▶ _Task description_: Count how many lines in the following data hold the word "name". Your answer is the number and nothing else.

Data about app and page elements

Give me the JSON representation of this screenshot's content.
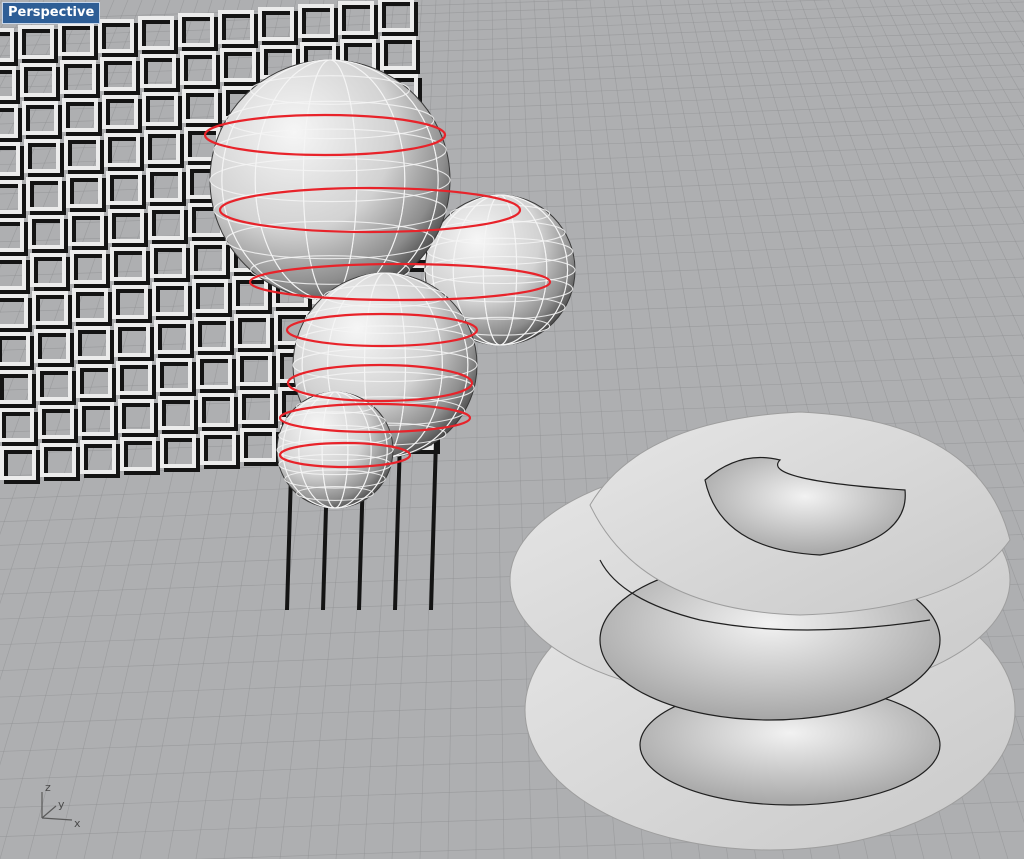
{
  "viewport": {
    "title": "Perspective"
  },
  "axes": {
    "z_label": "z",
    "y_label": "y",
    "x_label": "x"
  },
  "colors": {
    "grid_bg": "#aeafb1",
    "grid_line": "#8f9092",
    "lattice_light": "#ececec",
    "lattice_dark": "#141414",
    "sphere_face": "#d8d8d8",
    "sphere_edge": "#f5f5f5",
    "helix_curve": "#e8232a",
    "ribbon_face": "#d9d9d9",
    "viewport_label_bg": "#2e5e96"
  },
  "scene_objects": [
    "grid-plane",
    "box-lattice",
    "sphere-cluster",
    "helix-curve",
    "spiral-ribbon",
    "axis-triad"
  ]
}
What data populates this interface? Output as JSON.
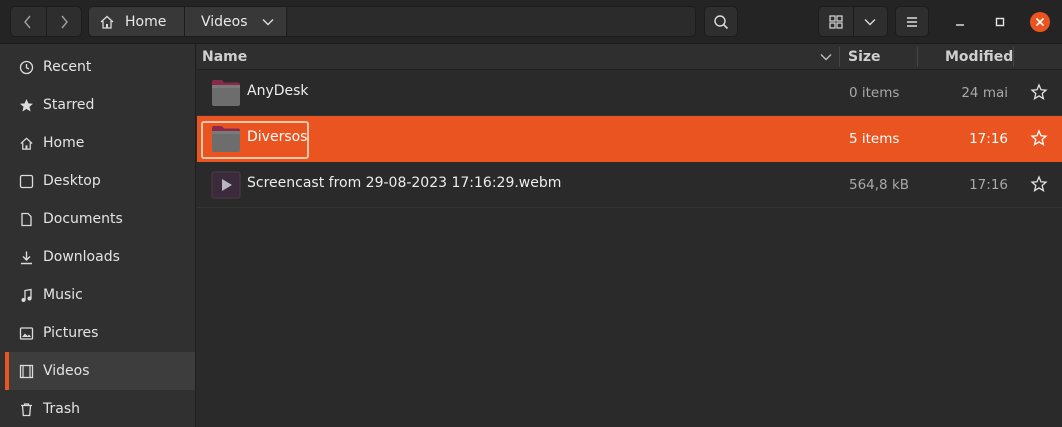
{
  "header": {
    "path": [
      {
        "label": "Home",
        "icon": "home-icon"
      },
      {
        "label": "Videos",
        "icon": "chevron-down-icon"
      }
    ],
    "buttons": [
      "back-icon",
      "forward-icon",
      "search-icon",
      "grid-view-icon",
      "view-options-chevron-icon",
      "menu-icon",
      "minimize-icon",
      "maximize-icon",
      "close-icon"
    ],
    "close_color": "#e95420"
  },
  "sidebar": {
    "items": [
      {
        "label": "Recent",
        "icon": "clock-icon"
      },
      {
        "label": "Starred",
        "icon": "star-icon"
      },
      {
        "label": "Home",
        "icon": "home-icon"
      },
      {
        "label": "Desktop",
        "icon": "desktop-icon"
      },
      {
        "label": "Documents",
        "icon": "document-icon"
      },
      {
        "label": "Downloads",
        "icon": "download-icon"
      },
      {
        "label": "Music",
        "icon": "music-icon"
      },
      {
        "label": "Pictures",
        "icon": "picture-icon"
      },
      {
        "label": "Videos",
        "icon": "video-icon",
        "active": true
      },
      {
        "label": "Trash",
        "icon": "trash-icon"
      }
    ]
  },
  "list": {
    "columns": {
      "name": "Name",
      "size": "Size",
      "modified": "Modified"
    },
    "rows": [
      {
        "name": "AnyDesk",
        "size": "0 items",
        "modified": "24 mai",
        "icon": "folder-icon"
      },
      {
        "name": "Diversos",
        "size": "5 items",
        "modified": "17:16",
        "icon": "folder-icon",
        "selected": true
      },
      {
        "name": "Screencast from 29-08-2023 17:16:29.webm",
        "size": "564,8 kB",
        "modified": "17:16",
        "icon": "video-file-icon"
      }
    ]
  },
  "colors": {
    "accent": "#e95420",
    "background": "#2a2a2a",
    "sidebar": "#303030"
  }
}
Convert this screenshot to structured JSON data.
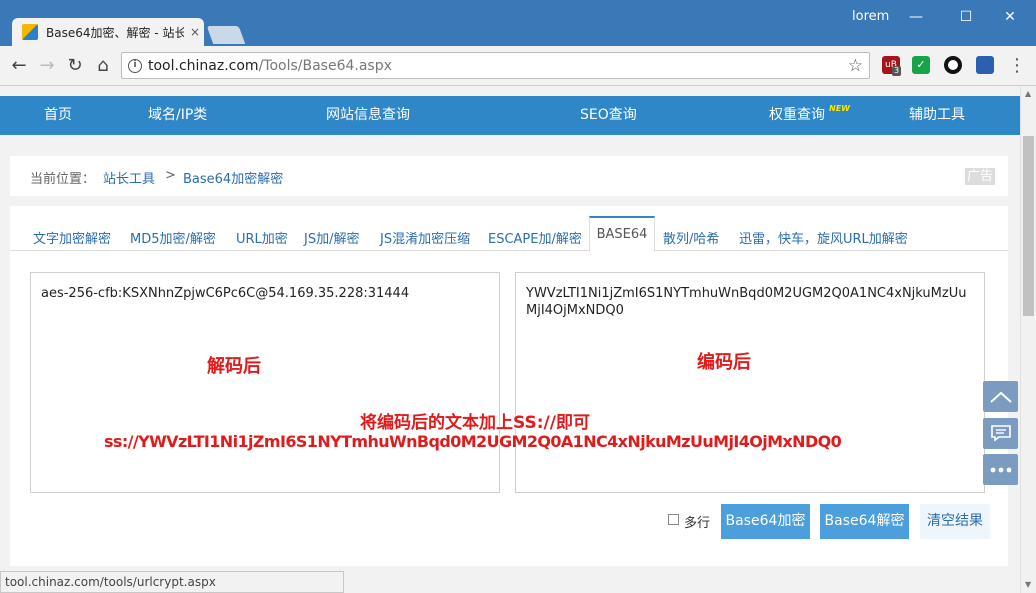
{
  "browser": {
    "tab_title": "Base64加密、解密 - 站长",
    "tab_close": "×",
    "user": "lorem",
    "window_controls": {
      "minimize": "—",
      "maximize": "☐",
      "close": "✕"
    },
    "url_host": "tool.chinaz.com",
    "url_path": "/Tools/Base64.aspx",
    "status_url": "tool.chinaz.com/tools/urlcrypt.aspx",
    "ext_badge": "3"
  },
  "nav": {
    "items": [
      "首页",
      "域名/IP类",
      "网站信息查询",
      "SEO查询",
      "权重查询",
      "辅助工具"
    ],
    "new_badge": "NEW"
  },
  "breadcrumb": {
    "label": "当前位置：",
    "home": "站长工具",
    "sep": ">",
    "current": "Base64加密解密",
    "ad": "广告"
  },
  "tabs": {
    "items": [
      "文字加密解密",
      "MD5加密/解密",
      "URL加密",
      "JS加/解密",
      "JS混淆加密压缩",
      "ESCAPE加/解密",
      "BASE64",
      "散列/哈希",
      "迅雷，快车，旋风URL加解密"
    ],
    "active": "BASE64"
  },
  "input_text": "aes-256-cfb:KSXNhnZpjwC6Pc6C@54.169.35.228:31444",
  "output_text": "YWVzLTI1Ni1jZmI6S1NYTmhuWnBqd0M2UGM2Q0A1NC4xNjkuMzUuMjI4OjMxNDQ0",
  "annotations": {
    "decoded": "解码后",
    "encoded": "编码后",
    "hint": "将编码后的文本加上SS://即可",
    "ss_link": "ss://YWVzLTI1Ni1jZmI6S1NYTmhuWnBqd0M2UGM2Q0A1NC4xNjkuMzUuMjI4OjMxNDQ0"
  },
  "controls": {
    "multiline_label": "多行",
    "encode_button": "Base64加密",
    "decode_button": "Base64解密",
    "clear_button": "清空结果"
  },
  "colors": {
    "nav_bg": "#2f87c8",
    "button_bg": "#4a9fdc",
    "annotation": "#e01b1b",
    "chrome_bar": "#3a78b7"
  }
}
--
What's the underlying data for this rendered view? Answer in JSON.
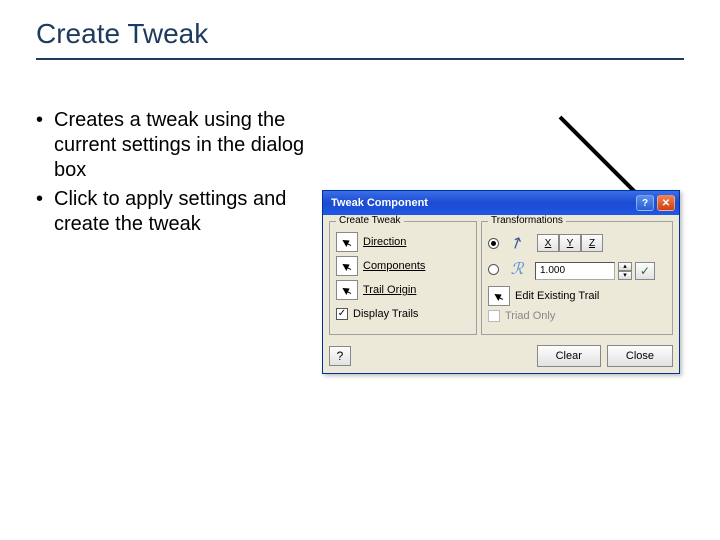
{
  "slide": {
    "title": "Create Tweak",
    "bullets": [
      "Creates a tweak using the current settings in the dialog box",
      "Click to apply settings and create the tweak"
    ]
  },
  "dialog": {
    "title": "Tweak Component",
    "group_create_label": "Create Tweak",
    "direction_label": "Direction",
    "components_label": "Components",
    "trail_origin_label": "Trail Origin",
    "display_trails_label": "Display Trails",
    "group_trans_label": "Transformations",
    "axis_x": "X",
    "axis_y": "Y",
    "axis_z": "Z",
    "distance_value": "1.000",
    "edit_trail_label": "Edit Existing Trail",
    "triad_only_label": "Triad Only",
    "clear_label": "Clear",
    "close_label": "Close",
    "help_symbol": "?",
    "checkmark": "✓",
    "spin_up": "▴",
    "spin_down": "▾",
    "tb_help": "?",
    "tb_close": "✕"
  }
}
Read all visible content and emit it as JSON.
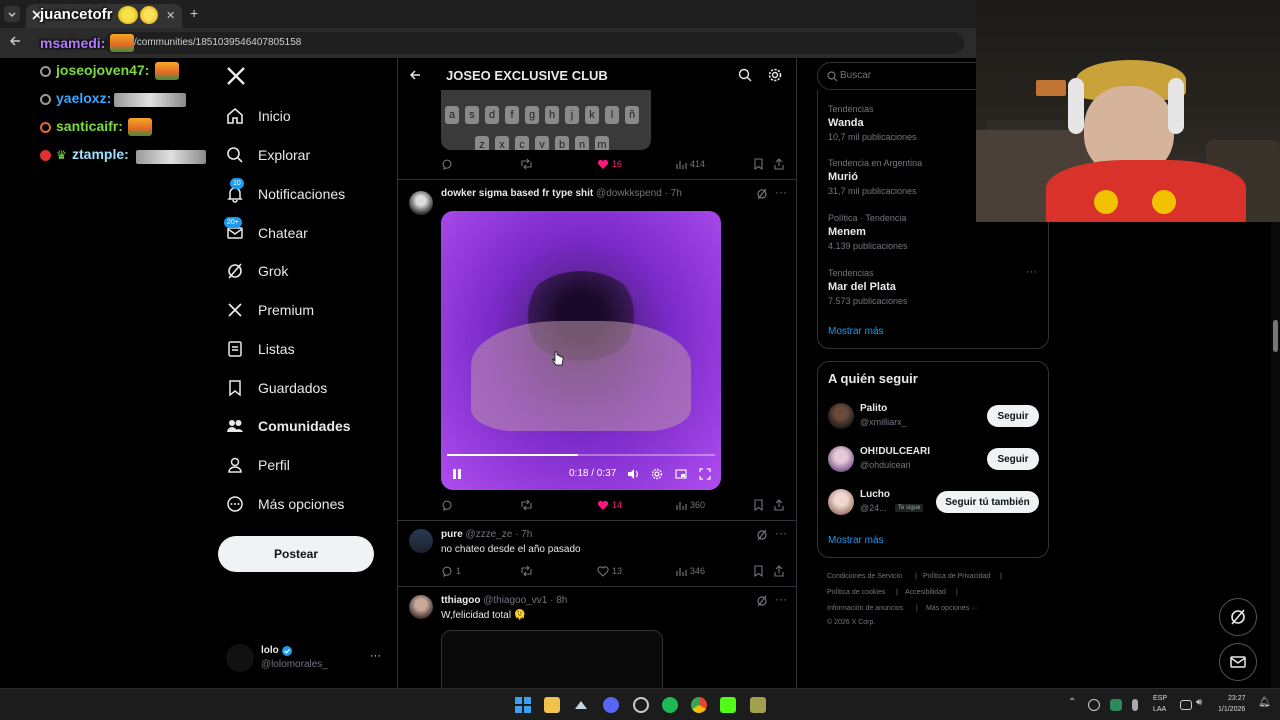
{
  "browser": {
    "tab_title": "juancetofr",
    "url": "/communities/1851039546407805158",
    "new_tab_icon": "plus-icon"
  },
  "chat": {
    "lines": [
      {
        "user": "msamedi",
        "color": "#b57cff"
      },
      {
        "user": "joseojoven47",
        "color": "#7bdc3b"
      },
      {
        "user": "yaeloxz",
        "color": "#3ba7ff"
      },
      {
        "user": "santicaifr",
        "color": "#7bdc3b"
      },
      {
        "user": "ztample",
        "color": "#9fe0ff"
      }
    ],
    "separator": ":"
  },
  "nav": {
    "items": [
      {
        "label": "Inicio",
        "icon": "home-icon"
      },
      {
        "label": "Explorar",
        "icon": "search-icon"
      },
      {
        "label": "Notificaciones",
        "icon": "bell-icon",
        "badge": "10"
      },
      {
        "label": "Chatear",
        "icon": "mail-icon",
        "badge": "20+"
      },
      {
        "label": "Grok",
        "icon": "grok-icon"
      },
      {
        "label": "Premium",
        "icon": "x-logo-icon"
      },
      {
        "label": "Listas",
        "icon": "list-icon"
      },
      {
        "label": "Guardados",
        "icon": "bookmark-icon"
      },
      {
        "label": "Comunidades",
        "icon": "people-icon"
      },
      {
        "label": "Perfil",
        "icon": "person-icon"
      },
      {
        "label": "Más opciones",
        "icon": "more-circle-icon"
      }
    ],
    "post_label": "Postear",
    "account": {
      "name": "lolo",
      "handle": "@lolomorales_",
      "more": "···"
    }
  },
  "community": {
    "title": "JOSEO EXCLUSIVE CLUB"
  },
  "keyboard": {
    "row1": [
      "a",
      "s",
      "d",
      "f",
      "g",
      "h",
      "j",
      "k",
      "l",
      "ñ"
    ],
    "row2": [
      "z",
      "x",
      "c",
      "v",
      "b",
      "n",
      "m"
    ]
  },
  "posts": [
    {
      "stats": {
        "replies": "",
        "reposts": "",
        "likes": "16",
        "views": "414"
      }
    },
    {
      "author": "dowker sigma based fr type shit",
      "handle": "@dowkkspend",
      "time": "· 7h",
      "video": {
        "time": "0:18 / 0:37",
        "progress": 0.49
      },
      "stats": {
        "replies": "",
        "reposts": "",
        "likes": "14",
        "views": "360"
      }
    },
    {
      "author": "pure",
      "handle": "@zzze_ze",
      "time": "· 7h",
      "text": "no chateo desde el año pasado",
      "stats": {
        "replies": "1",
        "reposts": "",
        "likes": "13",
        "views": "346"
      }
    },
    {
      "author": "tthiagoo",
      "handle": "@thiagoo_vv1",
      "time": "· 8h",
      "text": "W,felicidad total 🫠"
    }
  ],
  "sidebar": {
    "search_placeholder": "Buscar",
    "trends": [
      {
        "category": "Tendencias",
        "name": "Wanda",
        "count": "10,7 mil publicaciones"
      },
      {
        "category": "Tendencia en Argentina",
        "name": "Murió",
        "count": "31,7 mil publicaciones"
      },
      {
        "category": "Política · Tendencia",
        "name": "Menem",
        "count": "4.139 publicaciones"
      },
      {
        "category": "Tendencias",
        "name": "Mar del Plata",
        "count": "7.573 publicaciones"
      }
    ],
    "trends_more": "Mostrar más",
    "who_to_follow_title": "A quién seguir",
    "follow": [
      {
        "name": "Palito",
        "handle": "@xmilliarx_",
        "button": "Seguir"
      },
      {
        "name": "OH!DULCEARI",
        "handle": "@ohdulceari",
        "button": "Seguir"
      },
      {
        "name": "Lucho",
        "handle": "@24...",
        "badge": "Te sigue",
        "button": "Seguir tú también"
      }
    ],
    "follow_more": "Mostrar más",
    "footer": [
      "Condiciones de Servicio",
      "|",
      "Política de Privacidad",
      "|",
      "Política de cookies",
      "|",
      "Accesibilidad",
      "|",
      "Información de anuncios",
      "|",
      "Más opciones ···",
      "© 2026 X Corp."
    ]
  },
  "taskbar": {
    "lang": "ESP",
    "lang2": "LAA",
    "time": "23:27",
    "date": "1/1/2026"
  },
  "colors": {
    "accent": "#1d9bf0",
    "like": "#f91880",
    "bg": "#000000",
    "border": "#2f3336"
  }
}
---
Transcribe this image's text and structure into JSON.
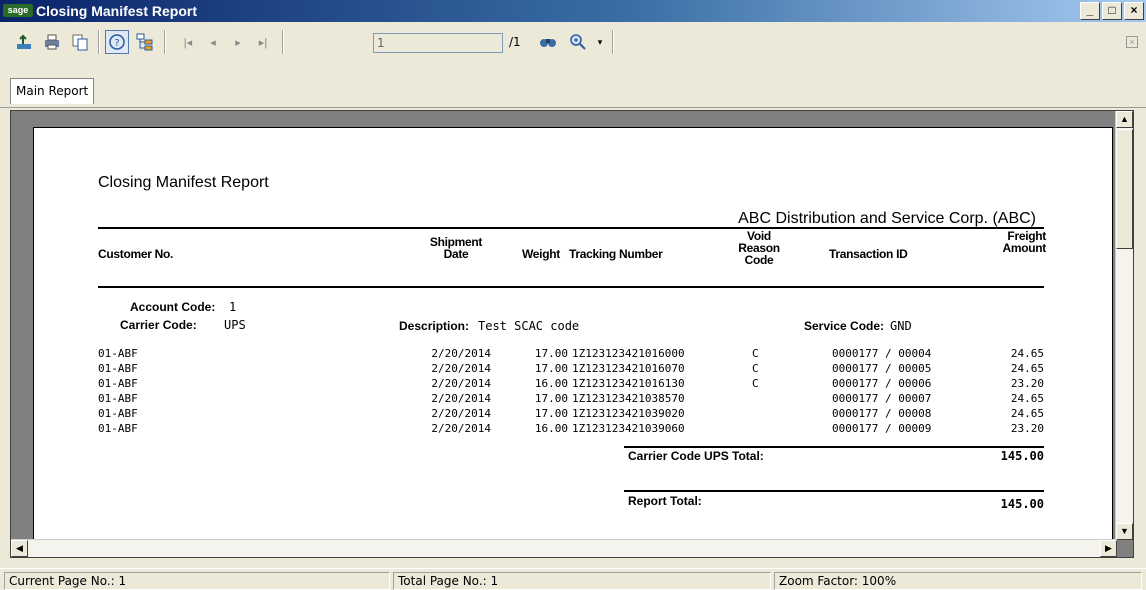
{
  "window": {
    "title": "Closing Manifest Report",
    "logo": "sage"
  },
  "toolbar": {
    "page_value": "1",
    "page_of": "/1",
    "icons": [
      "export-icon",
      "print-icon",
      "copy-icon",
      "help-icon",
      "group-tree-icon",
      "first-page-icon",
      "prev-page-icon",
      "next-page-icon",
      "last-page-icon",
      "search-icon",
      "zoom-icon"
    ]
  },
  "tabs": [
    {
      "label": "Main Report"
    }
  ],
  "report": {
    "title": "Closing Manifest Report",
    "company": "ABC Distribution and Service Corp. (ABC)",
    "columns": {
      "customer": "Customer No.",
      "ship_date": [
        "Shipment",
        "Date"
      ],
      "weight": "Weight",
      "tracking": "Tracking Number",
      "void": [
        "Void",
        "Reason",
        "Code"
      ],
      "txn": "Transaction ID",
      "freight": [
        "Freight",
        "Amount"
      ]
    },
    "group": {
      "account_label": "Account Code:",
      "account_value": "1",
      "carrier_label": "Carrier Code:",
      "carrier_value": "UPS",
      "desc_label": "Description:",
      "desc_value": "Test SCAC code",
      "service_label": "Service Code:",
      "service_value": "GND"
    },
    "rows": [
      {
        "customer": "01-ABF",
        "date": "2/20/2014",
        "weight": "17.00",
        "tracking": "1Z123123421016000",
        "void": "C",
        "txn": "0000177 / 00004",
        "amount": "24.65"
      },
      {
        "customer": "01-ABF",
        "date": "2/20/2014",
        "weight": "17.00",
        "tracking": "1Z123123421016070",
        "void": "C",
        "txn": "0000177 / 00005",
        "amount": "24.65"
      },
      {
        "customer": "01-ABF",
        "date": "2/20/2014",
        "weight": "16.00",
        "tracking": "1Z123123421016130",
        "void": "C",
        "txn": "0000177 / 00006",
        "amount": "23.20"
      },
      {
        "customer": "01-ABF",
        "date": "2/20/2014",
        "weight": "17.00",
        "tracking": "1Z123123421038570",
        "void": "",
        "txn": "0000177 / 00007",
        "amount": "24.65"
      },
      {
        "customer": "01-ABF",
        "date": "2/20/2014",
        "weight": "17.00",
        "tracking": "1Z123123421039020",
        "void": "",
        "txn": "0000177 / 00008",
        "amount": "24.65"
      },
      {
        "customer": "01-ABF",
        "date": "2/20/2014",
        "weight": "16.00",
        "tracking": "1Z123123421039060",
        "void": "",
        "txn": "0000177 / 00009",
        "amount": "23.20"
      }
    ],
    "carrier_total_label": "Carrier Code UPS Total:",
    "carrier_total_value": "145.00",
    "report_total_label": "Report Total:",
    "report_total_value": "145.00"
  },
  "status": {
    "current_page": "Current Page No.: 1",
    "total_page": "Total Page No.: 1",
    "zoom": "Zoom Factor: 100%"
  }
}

▶ _Task response_: 12